If you keep a bug database you are tracking all the mistakes you have made, why not fix them? I do not keep a bug database for any project I work on, bugs are high priority tasks that must be completed before other work can continue that day. If you find you are creating bugs faster than you can fix them, stop writing code. If you expect to get paid for writing code that is wrong and then expect to get paid for fixing that mistake, go and do another job, you are doing the software industry and your reputation no good.

7. Coding for a J O B. If you go to work at 9 (ish) and leave at 5 (or earlier if you can get away with it) and never write code outside of those hours you will never deliver great software. You need to have a passion for software development if you want to deliver amazing solutions. Yes you will probably get paid for doing a JOB and delivering some half working solution. No, you should not be paid for this, in my opinion. It is the software developers that have no passion that create some of the biggest issues in this industry. It is true that most software is shipped by people who develop software as their job, it is also true that most software sucks.

8. Copy and pasting code from examples without understanding exactly what the code is doing. The clipboard development strategy to building software started sometime in the '80's but really took off in the '90's when the Internet started to provide lots of code snippets to add to the clipboard coders toolbox.

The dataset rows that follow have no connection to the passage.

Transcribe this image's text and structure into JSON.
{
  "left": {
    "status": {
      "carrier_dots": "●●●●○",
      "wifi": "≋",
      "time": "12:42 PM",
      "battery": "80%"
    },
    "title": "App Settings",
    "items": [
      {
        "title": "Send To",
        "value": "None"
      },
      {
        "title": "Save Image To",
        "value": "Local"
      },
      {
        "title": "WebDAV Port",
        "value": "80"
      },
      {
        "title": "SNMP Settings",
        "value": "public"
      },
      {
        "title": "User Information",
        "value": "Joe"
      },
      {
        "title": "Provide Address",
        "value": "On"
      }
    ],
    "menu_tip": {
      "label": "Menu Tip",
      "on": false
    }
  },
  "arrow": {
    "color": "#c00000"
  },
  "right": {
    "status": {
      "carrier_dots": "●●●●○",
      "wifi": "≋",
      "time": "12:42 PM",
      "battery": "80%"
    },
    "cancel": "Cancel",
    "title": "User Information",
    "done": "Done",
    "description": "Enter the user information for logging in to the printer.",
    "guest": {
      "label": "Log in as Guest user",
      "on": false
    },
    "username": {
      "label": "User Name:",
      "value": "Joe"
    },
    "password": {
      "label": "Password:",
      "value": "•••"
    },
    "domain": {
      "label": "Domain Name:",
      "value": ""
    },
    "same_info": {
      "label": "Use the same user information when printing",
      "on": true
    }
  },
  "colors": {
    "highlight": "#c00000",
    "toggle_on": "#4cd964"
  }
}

9. "Customers and clients are just idiots." I encounter this almost every week, developers that believe the clients are stupid and keep changing their minds about what they want. Guess what? The customer is always right. Clients know they need software to solve a problem, you are acting as a conduit to help them discover what they want. Often a client doesn't know exactly what they want to start with, it takes several feedback loops for their vision to become clearer. This is part of the development process. If you don't like rewriting code, throwing away work you have done, changing the direction of the project then go and get a boring job. It will suit your temperament much better, boring jobs don't have challenges or too much change.